The first event was made up of people who worked in customer services. Everyone was aware of the use of social media within customer services, the impact it was having and the potential opportunities that came with it; but less than half actively used some form of social media. The topics that featured heavily included:
- The use of social media within customer service: Twitter, YouTube and forums primarily.
- The use of live chat: blended or dedicated agents, resourcing during peak times.
- Call deflection: is it still about call deflection?
The questions and observations were very much practical ones, with little or no discussion about brand, crisis management etc. It was very functional and to the point.
The second event was primarily a marketing affair, more theory, more talk of brand and definitely a different type of language being used to discuss the issues around social media customer service.
The main topics of conversation included:
- Customer advocacy: How do you create customer advocacy via social media customer service?
- How do you help people on your own properties, and then extend this to helping people on independent sites?
- Best practice customer experience around social media customer service
- The place of customer service in the digital landscape. If customer service is becoming the frontline of how a company interacts with its customers, how does this impact on the traditional role of marketing or sales?
- Content curation. How some companies were using YouTube videos to explain issues customers were having with their product or service. It was obvious that customers are more than happy to view and use videos which are not overproduced, as long as they give the information that is required; customers understand the context in which the videos are produced. The extension of this conversation was that publishing was no longer the sole preserve of marketing.
What was interesting for me was how both groups of people viewed the same topic – social media customer service – from such different perspectives. And yet there was the same amount of passion, interest, insight and expertise on the topic from both groups.

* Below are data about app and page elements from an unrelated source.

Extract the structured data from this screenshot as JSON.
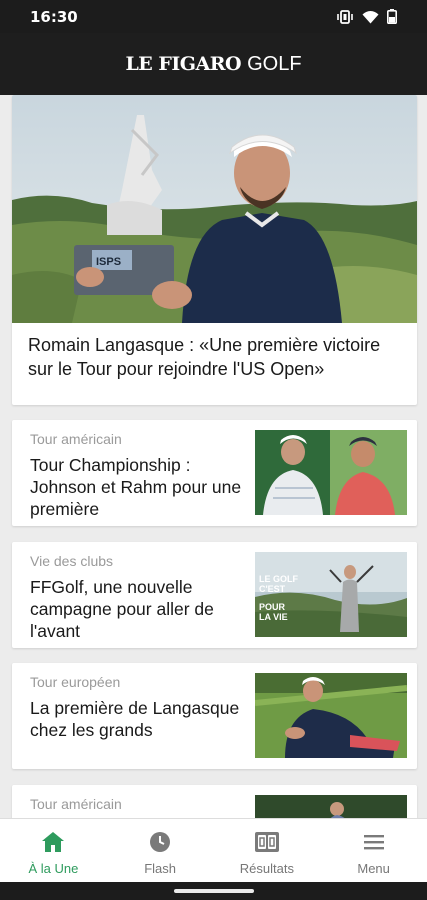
{
  "status_bar": {
    "time": "16:30"
  },
  "header": {
    "brand_main": "LE FIGARO",
    "brand_sub": "GOLF"
  },
  "hero": {
    "title": "Romain Langasque : «Une première victoire sur le Tour pour rejoindre l'US Open»",
    "trophy_text": "ISPS"
  },
  "articles": [
    {
      "category": "Tour américain",
      "title": "Tour Championship : Johnson et Rahm pour une première"
    },
    {
      "category": "Vie des clubs",
      "title": "FFGolf, une nouvelle campagne pour aller de l'avant",
      "thumb_text": [
        "LE GOLF",
        "C'EST",
        "POUR",
        "LA VIE"
      ]
    },
    {
      "category": "Tour européen",
      "title": "La première de Langasque chez les grands"
    },
    {
      "category": "Tour américain",
      "title": ""
    }
  ],
  "bottom_nav": {
    "items": [
      {
        "label": "À la Une",
        "icon": "home-icon",
        "active": true
      },
      {
        "label": "Flash",
        "icon": "clock-icon",
        "active": false
      },
      {
        "label": "Résultats",
        "icon": "scoreboard-icon",
        "active": false
      },
      {
        "label": "Menu",
        "icon": "menu-icon",
        "active": false
      }
    ]
  },
  "colors": {
    "accent": "#2e9b5d",
    "header_bg": "#1e1e1e",
    "page_bg": "#ececec"
  }
}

To me, the gap was not an insurmountable chasm, but simply reflective of the rich diversity of expertise and insight that is available to draw on to create what Zappos might call a ‘wow’ experience for the customer. Emotion, innovation and functional necessity equal partners.
Unfortunately, all too often we interpret diversity as a barrier. Rather than embracing diversity, and persevering with the search to find a common point at which a discussion amongst equals speaking a common language can take place, we retreat into our familiar silos and ways of thinking.
Our customers deserve better.
I work at a cross-channel consultancy called Foviance, where I help brands (my marketing bias already belies where I am coming from in this conversation) implement their social media customer service strategies. I tell companies (that’s better, much more neutral word) to listen to what their customers are saying. And yet when I tell companies to ‘listen’, what am I really saying to them? Listen to what people are saying about your brand? Listen to what your customers are complaining about? Listen to how customers are responding to your offers?
Note to self: Write out 100 times every day for the next 21 days – I will embrace diversity and I will love my colleagues in marketing, sales, legal and business operations.
Okay, marketing may take a little bit longer…